“It took me years to get pregnant after getting a pituitary tumor removed”. When I became pregnant with a son, God spoke to me and told he was going to do “great things” Linda Lary solemnly recalls.
Linda describes her son Michael as a Christian boy who loved The Lord. He was an overachiever who participated in every sport, and was one step away from becoming an Eagle Scout. He joined the National Guard in hopes of becoming an officer through college. He loved hunting and fishing and was an avid sportsman. Beginning his senior year in high school, he was chosen All Star-All State in football. Upon graduation from high school he was accepted into the University of Mississippi (Ole Miss). At Ole Miss he began his degree in Exercise Physiology hoping to then get accepted into Physical Therapy School.
When Michael started Ole Miss, a concerned friend told his mother he was smoking pot. We started to notice him not coming home much, always telling us he was so busy with his National Guard and a fraternity he had joined.
Later that same freshman year he contracted Meningitis which affected the lining of his brain and spine. He was in the hospital for several days and given constant pain relief shots. Unbeknownst to his parents he was sent home with 60 Percocet’s. “We never thought to be concerned about a prescription the doctor gave him,” recalls Linda. “Back then it just seemed normal to receive large quantities of pain meds for everything.”
Michael’s behavior became very different. He quit coming home and began giving excuses as to why he could not come home. He would come to family events late and leave soon after. His hobbies of hunting and fishing diminished greatly. All these things happened gradually. He would be sick on holiday’s and always have an excuse why. We later found out he was in withdrawals, but we had no idea because it mimics the stomach flu. He began telling us he was addicted to marijuana to explain needing money often and told us how he struggled with that drug. “On numerous occasions Michael asked me for money, and I gave it to him,” remembers Linda regretfully. She would put money into his account, instead of paying the bill because she believed him. Linda also thought if she stopped giving him money, he would get desperate and begin selling marijuana to feed his habit.
Upon graduation from college Michael informed his family he didn’t want to become a physical therapist. The family was in shock because he had always wanted to help others somehow in a profession. He became a salesman instead, and he always felt people looked down on him because he did not do more with his life.

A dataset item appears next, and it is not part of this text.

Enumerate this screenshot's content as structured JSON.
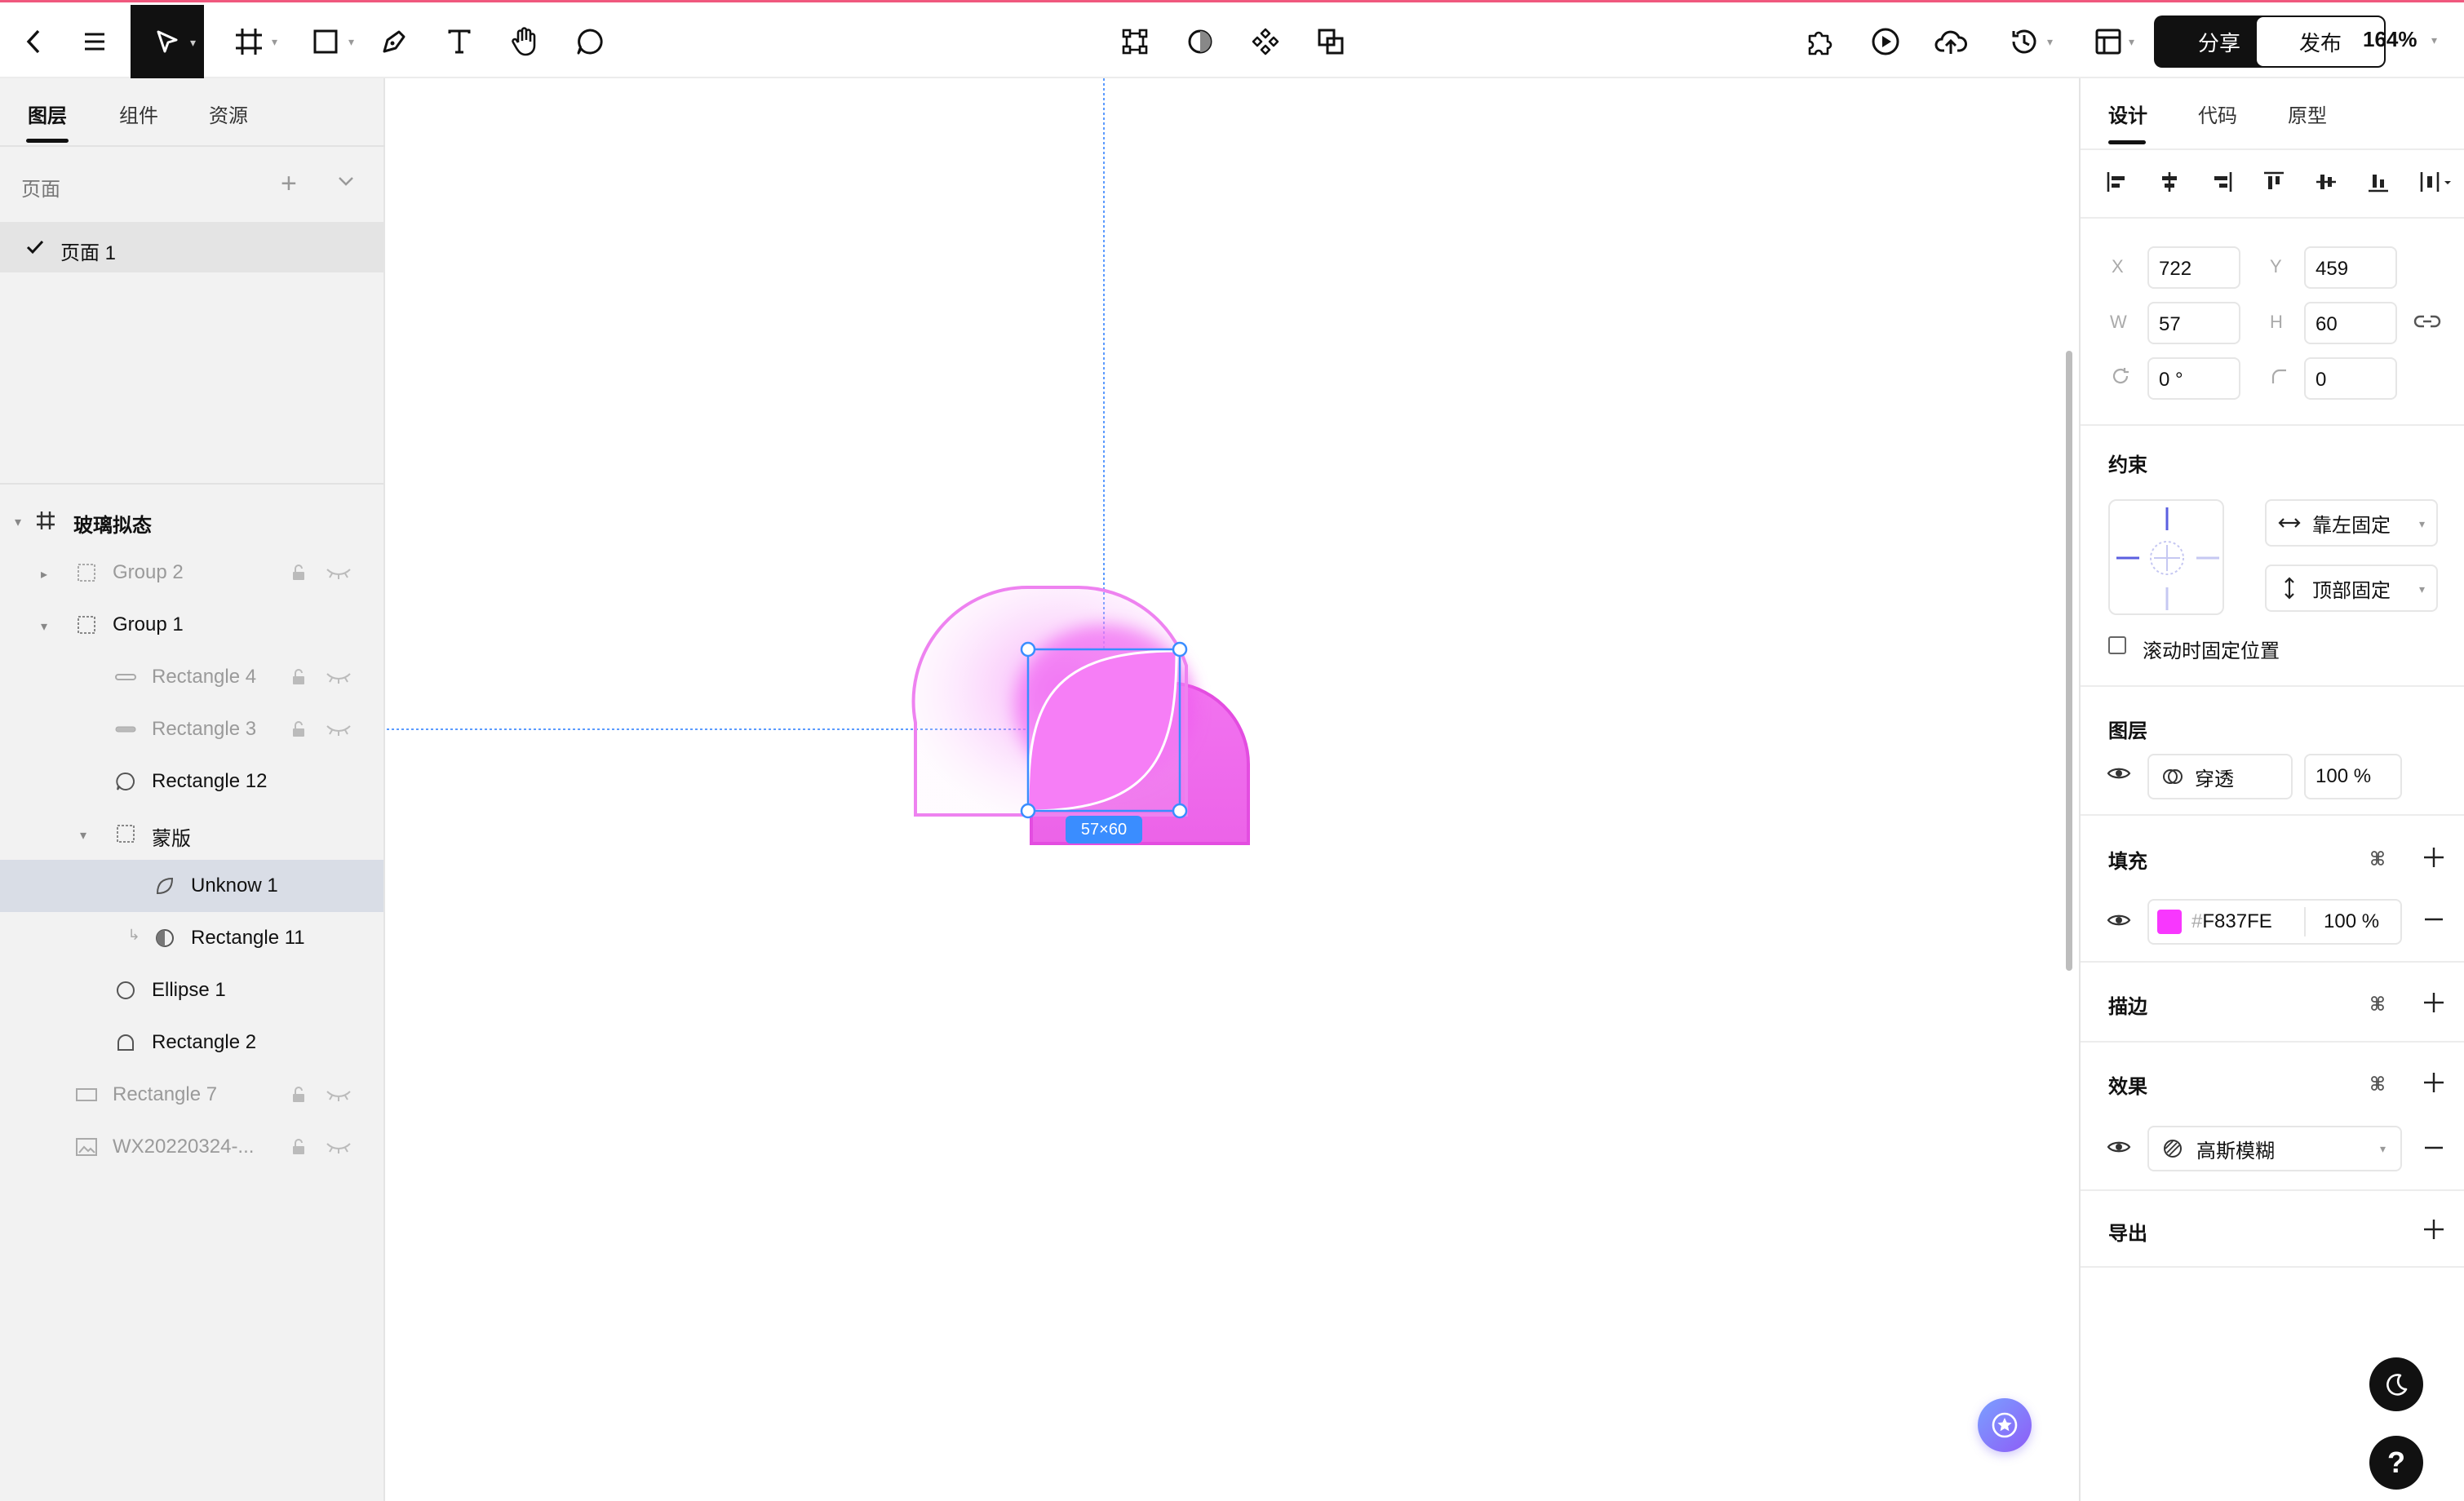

One day Linda received a call from Michael; he was crying and terribly upset. He told her that a friend had died from a heroin overdose. She tried to comfort him but did not understand why he was so upset. Next, Michael showed up at the house and confided in his parents that he, too, was addicted to heroin. Linda and her husband were shocked and had no idea what to do from there.
Michael moved back home with the intentions to get away from friends, live at home and get better. His parents prayed and prayed on what to do. Because they lived in a small town, they did not feel comfortable reaching out for help. Unfortunately, “home” did not work. Michael continued to use drugs. He contemplated suicide many times and told his parents he wanted to die because he had let them down.
One day Linda told Michael he needed to get help and he went to treatment. He left after 5 weeks. His mother was advised from the counselor to do tough love and not allow Michael to stay at home while using drugs. He overdosed that night and ended up in ICU. Now everyone in his hometown would know his terrible secret. He was so ashamed and humiliated.
Michael did go to another rehab after the overdose, and was able to stay sober for 5 months, but eventually relapsed with a friend after smoking marijuana.
“We found out Michael relapsed on a Saturday, and on Monday he was gone from an overdose,” states Linda. The day leading to the overdose he broke up with his girlfriend and spoke with his sponsor, and told everyone God can do anything. “He put clothes in the washing machine, and then decided to do heroin one more time,” recalls his mother. Michael’s roommate came home and found him unresponsive. He tried to save Michael, as did the Paramedics, but it was too late.
“He just thought he could do it one more time! He had his white chip in his pocket from AA signifying he was not clean and sober but had gone to a meeting,” remembers Linda tearfully.
His death and birthday and Christmas were all within 7 days. It was devastating for the family as well as the community.
“I can’t describe the pain of losing a child. It’s not something one can ever recover from, nor does it ever go away. You just learn to live differently.” Linda explains of her life today.
Since losing Michael, Linda has become an advocate for ending the opioid epidemic. She’s partnered with Stand Up, Mississippi to help raise awareness of how the opioid crisis is affecting hundreds of families around Mississippi.
Linda shares the struggles that Michael faced, and the challenges that she and her husband faced as parents trying to deal with a child in active addiction. “I don’t want other parents to be in denial about their child’s drug use like we were. Don’t be too ashamed to ask for help. Fight for them.” Linda urges.
Linda has committed to helping people in her community find treatment. She’s shared her story with people around the state in hopes it will help others reach out. “Maybe this will be Michael’s Great Things. His tragic loss will inspire others to turn their lives around. That’s what keeps me going.” Linda shares.